If either of them wants to make a case for being unfairly treated during the primary, it would certainly be Bernie. Debbie Wasserman Schultz, the Democratic Party Chair, could certainly never be accused of having been impartial. Amazingly, she scheduled as few candidates debates as possible, and when the smallest number of viewers would see them. She was ably assisted by former Interim Democratic Chair Donna Brazile, who managed to slip at least one debate question to Hillary in advance. Ironically, campaign debates were Hillary’s strong suit, so she might have done still better without these little bits of help from her friends.
In one major respect Hillary is a sympathetic figure, having endured decades of marriage to a serial philanderer and sexual predator, and then running against Trump, a man who surely earned the title of misogynist-in-chief.

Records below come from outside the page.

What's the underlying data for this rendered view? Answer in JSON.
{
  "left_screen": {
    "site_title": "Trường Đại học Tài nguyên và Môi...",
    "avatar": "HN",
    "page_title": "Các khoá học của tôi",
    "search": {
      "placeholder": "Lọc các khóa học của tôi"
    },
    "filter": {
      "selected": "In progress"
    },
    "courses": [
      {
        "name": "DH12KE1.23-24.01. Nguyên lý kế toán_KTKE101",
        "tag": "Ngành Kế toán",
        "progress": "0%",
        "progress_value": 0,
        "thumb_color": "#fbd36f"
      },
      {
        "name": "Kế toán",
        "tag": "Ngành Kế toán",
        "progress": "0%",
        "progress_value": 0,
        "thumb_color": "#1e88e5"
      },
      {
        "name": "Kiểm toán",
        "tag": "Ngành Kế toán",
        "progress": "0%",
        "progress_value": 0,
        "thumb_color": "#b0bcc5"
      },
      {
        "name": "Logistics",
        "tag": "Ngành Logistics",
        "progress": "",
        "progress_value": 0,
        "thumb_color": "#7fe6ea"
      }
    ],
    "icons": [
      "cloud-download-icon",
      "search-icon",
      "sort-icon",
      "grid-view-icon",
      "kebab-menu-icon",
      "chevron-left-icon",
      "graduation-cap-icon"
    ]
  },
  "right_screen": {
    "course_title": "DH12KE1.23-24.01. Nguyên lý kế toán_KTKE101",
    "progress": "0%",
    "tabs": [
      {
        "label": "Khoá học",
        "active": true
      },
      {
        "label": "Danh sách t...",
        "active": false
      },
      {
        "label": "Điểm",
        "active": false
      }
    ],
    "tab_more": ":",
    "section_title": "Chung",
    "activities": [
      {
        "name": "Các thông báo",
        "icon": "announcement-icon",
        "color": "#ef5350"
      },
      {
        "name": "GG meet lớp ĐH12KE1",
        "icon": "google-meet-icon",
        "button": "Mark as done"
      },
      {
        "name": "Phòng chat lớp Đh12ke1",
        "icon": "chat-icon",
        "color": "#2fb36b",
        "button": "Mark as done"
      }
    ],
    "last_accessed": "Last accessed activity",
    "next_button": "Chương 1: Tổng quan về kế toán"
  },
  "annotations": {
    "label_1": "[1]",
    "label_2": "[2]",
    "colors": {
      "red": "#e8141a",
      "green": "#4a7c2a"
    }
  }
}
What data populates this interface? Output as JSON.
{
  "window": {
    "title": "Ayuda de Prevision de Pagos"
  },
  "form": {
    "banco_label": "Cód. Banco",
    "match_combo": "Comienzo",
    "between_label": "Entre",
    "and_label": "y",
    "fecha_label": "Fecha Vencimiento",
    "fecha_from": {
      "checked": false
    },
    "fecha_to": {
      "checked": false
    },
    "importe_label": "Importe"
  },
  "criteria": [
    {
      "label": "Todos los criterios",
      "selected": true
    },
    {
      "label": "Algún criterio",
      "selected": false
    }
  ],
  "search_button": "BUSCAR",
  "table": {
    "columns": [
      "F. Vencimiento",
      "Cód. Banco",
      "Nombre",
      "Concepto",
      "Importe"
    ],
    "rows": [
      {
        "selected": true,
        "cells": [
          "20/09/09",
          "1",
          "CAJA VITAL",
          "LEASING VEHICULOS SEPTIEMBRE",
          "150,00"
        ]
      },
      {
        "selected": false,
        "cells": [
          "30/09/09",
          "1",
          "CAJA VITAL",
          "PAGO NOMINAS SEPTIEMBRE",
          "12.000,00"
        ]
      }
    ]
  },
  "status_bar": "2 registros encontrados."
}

The man was not even above criticizing her for being “disgusting” for having taken too long on a bathroom break during a Democratic debate.
Perhaps Hillary’s inspiration for running was her goal of breaking the ultimate glass ceiling for all women. Ironically, a clear majority of white women voted for Donald Trump, who could never be accused of being a women’s libber. If Trump’s “Access Hollywood” tape was not a deal-breaker, then just maybe Hillary was not quite the woman she thought she was.
Full disclosure: Bernie Sanders and I ran track together in high school, and were roommates for one semester at Brooklyn College. When he ran for president, I provided the media with information about Bernie’s high school and college days.
About the Author
Steve Slavin has a PhD in economics from NYU, and taught for over thirty years at Brooklyn College, New York Institute of Technology, and New Jersey’s Union County College. He has written sixteen math and economics books including a widely used introductory economics textbook now in its eleventh edition (McGraw-Hill) and The Great American Economy (Prometheus Books) which came out last month.